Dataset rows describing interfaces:
-*-*-

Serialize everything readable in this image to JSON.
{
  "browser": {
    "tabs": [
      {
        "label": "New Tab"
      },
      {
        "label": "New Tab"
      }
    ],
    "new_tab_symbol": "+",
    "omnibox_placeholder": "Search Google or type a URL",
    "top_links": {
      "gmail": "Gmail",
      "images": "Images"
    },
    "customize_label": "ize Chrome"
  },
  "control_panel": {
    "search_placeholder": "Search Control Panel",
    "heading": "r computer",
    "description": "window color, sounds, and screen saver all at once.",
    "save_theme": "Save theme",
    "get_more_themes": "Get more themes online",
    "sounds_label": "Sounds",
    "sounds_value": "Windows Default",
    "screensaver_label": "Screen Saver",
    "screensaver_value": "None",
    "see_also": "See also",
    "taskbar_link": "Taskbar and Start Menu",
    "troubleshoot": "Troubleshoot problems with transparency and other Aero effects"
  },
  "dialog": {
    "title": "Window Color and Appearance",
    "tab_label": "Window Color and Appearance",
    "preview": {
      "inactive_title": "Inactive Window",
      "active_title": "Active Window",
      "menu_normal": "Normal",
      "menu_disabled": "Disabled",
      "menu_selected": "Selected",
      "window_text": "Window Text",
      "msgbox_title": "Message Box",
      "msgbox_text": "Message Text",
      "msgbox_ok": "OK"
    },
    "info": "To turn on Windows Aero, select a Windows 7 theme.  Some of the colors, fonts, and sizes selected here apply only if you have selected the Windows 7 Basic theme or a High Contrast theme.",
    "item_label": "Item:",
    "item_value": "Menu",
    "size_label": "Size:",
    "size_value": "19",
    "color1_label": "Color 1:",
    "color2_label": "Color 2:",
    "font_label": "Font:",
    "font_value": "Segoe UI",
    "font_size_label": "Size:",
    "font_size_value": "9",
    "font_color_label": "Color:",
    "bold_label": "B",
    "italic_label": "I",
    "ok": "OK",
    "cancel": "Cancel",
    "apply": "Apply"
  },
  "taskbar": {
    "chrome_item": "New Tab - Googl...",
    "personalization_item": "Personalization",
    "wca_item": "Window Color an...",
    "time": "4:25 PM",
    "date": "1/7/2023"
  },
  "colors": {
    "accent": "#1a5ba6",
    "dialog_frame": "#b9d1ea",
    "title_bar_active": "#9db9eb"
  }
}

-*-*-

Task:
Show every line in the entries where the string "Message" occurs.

Answer below:
      "msgbox_title": "Message Box",
      "msgbox_text": "Message Text",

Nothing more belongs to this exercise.